Crime rises at fastest rate in 18 years
The Financial Times reports that crime in the UK rose at the fastest rate in more than a decade last year, according to newly-released statistics, lending weight to fears that the recent trend of falling crime rates could be reversing. The overall number of recorded crimes increased by 10%, while there was an 18% increase in violent crime and a 20% increase in offences involving knives or other sharp instruments, according to the Office for National Statistics.
Conversely, the Crime Survey for England and Wales has recorded a fall in crime by 7% to 5.9 million incidents, compared with the 6.3 million incidents estimated to have taken place in the year ending March 2016. The figures are based on interviews with members of the public.
CPS considers file on alleged £1m fraud at Police Federation

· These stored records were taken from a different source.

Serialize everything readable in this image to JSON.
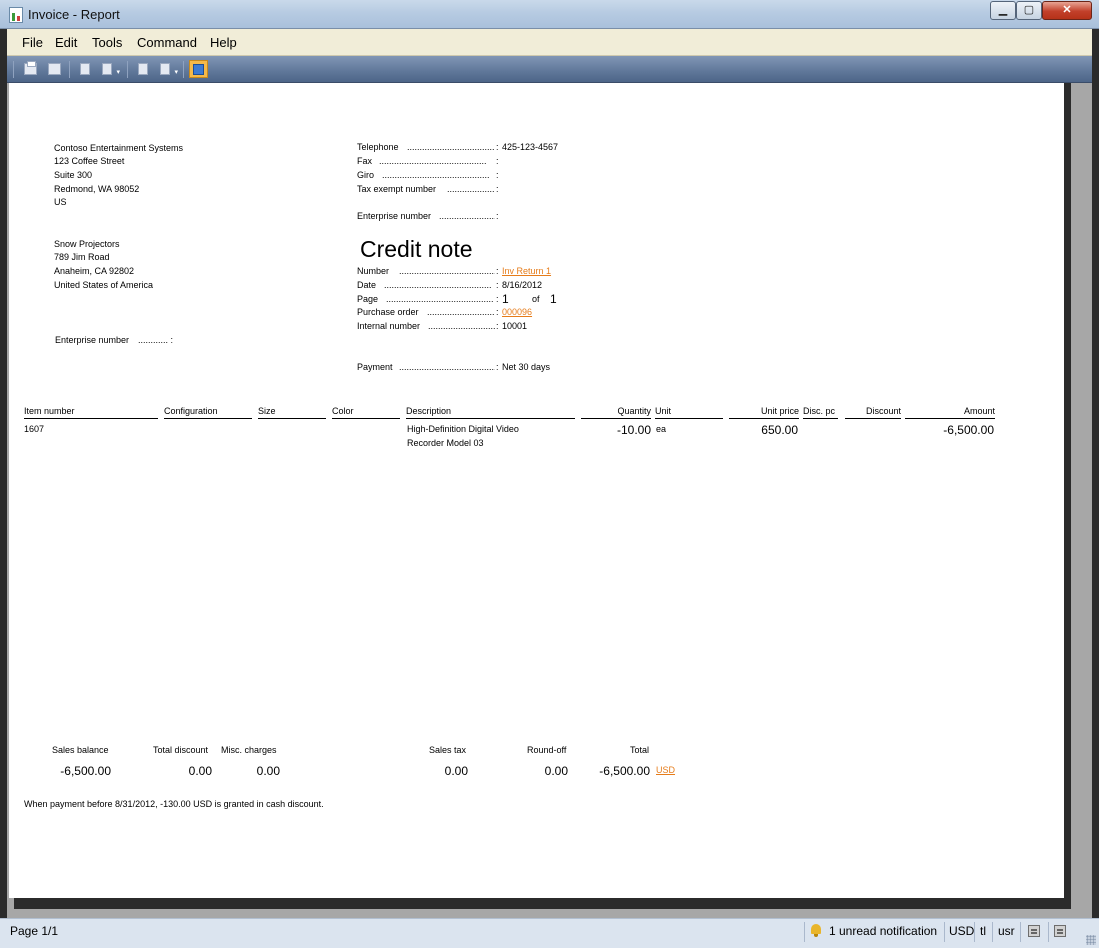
{
  "window": {
    "title": "Invoice - Report",
    "min_glyph": "▁",
    "max_glyph": "▢",
    "close_glyph": "✕"
  },
  "menu": [
    "File",
    "Edit",
    "Tools",
    "Command",
    "Help"
  ],
  "toolbar": {
    "icons": [
      "print-icon",
      "print-preview-icon",
      "first-page-icon",
      "previous-page-icon",
      "next-page-icon",
      "last-page-icon",
      "report-view-icon"
    ],
    "dropdown_glyph": "▾"
  },
  "company": {
    "name": "Contoso Entertainment Systems",
    "street": "123 Coffee Street",
    "suite": "Suite 300",
    "city": "Redmond, WA 98052",
    "country": "US"
  },
  "contact": {
    "telephone_label": "Telephone",
    "telephone_value": "425-123-4567",
    "fax_label": "Fax",
    "giro_label": "Giro",
    "tax_exempt_label": "Tax exempt number",
    "enterprise_label": "Enterprise number"
  },
  "customer": {
    "name": "Snow Projectors",
    "street": "789 Jim Road",
    "city": "Anaheim, CA 92802",
    "country": "United States of America",
    "enterprise_label": "Enterprise number"
  },
  "document": {
    "title": "Credit note",
    "number_label": "Number",
    "number_value": "Inv Return 1",
    "date_label": "Date",
    "date_value": "8/16/2012",
    "page_label": "Page",
    "page_value": "1",
    "page_of": "of",
    "page_total": "1",
    "po_label": "Purchase order",
    "po_value": "000096",
    "internal_label": "Internal number",
    "internal_value": "10001",
    "payment_label": "Payment",
    "payment_value": "Net 30 days",
    "leader_dots": "...........................................",
    "leader_colon": ":",
    "leader_short": "............ :"
  },
  "lines": {
    "headers": [
      "Item number",
      "Configuration",
      "Size",
      "Color",
      "Description",
      "Quantity",
      "Unit",
      "Unit price",
      "Disc. pc",
      "Discount",
      "Amount"
    ],
    "rows": [
      {
        "item_number": "1607",
        "description_1": "High-Definition Digital Video",
        "description_2": "Recorder Model 03",
        "quantity": "-10.00",
        "unit": "ea",
        "unit_price": "650.00",
        "amount": "-6,500.00"
      }
    ]
  },
  "totals": {
    "sales_balance_label": "Sales balance",
    "sales_balance": "-6,500.00",
    "total_discount_label": "Total discount",
    "total_discount": "0.00",
    "misc_charges_label": "Misc. charges",
    "misc_charges": "0.00",
    "sales_tax_label": "Sales tax",
    "sales_tax": "0.00",
    "round_off_label": "Round-off",
    "round_off": "0.00",
    "total_label": "Total",
    "total": "-6,500.00",
    "currency": "USD"
  },
  "cash_discount_note": "When payment before 8/31/2012, -130.00 USD is granted in cash discount.",
  "statusbar": {
    "page": "Page 1/1",
    "notification": "1 unread notification",
    "currency": "USD",
    "company": "tl",
    "user": "usr"
  }
}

The Guardian reports that an alleged £1 million fraud case at the Police Federation has been referred to prosecutors. Lawyers at the Crown Prosecution Service (CPS) will now consider if criminal charges should be brought against Will Riches, the former vice-chair of the federation and a serving Metropolitan police officer. The investigation began in March 2016 and it is alleged that £1 million of Police Federation funds was transferred to an organisation called the Peelers Charitable Foundation. In March 2016, the Police Federation leadership called in investigators, claiming the £1 million should not have been transferred out of the organisation. Three other officers were placed under investigation, but the IPCC ruled that they had no case to answer.
In a statement, the IPCC said: “A referral to the CPS is made when the IPCC investigation indicates that a criminal offence may have been committed. It does not mean that criminal charges will necessarily follow. The CPS will decide whether charges should be brought, based on the test set out in the code for crown prosecutors.”

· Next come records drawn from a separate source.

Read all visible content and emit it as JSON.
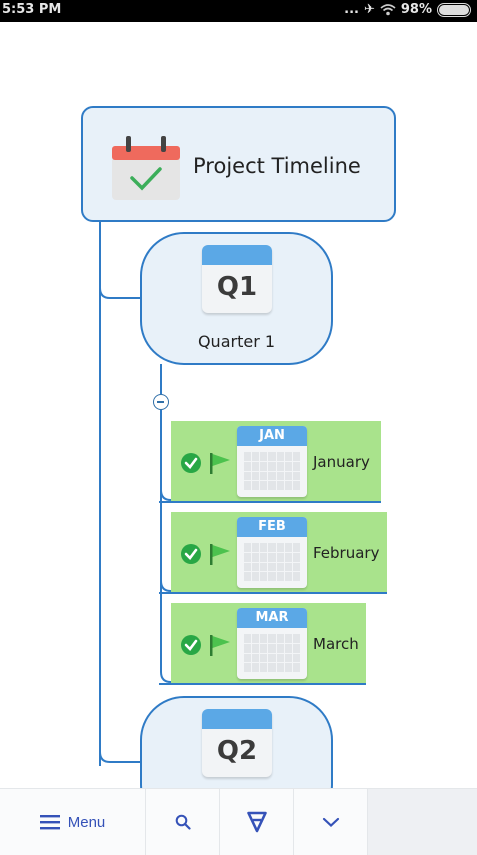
{
  "status_bar": {
    "time": "5:53 PM",
    "signal": "...",
    "airplane": "✈",
    "battery": "98%"
  },
  "mindmap": {
    "root": {
      "title": "Project Timeline",
      "icon": "calendar-check-icon"
    },
    "quarters": [
      {
        "badge": "Q1",
        "label": "Quarter 1"
      },
      {
        "badge": "Q2",
        "label": ""
      }
    ],
    "months": [
      {
        "tag": "JAN",
        "label": "January"
      },
      {
        "tag": "FEB",
        "label": "February"
      },
      {
        "tag": "MAR",
        "label": "March"
      }
    ]
  },
  "toolbar": {
    "menu_label": "Menu",
    "menu_icon": "hamburger-icon",
    "search_icon": "search-icon",
    "filter_icon": "filter-icon",
    "down_icon": "chevron-down-icon"
  },
  "colors": {
    "node_border": "#2f7bc6",
    "node_fill": "#e8f1f9",
    "month_fill": "#a9e38c",
    "calendar_band": "#5ba8e6",
    "check_green": "#28a745",
    "toolbar_accent": "#3552b8"
  }
}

Met police given 1,000 acid response kits after surge in attacks
The Guardian reports that police officers in London are being issued with 1,000 acid attack response kits after a rise in the number of crimes involving corrosive liquids. Rapid response police cars will now carry the kits, which include protective gear and five-litre bottles of water, to allow officers to give immediate treatment to victims sprayed with acid.
A number of attacks have taken place in east London recently, particularly in Newham. At the moment, police cars in east London carry the attack response kits, but they will now be rolled out to all cars in the capital. A spokesman for the Metropolitan Police said the force was working closely with the London Fire Brigade, the ambulance service, the Home Office and hospitals on how to deal with the issue.

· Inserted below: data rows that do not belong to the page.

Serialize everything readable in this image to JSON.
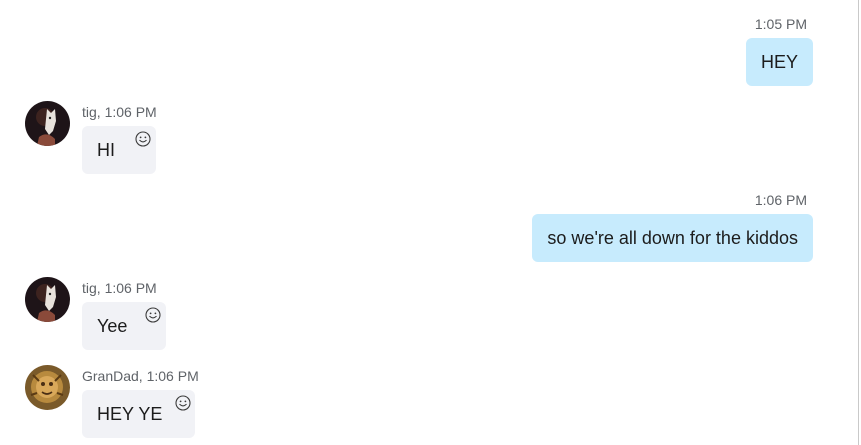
{
  "messages": [
    {
      "direction": "outgoing",
      "time": "1:05 PM",
      "text": "HEY"
    },
    {
      "direction": "incoming",
      "sender": "tig,",
      "time": "1:06 PM",
      "text": "HI",
      "avatar": "tig-avatar"
    },
    {
      "direction": "outgoing",
      "time": "1:06 PM",
      "text": "so we're all down for the kiddos"
    },
    {
      "direction": "incoming",
      "sender": "tig,",
      "time": "1:06 PM",
      "text": "Yee",
      "avatar": "tig-avatar"
    },
    {
      "direction": "incoming",
      "sender": "GranDad,",
      "time": "1:06 PM",
      "text": "HEY YE",
      "avatar": "grandad-avatar"
    }
  ],
  "colors": {
    "outgoing_bubble": "#c7ebfd",
    "incoming_bubble": "#f1f2f6",
    "meta_text": "#5f6368",
    "message_text": "#1c1c1c"
  },
  "icons": {
    "reaction": "smiley-icon"
  }
}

MDP support safety afloat
The Royal Navy website reports that the Plymouth Queen’s Harbour Master and MDP are advising leisure water users to follow simple safety advice during the summer holiday. The MDP Marine Unit, led by Inspector Tony Micallef, has a fleet of boats on the water 24 hours a day in all weathers primarily protecting Devonport Naval Base. At the same time, they are able to offer advice to recreational users and respond to tasks from the emergency services as well as assist HM Coast Guard and the RNLI.
Inspector Micallef says although his force primarily protects the naval base and warships and submarines entering and leaving the port, they also keep an eye out for members of the public who may get into difficulty. He added, “Regrettably, in the course of our work we come across boat users who are ill-equipped to be out on the sea. We would appeal to all boat owners who use this beautiful and busy harbour to treat the sea with respect. Don’t take fine weather or the reliability of your boat for granted. Take the right kit with you; if you need it, you need it with you, not at home.”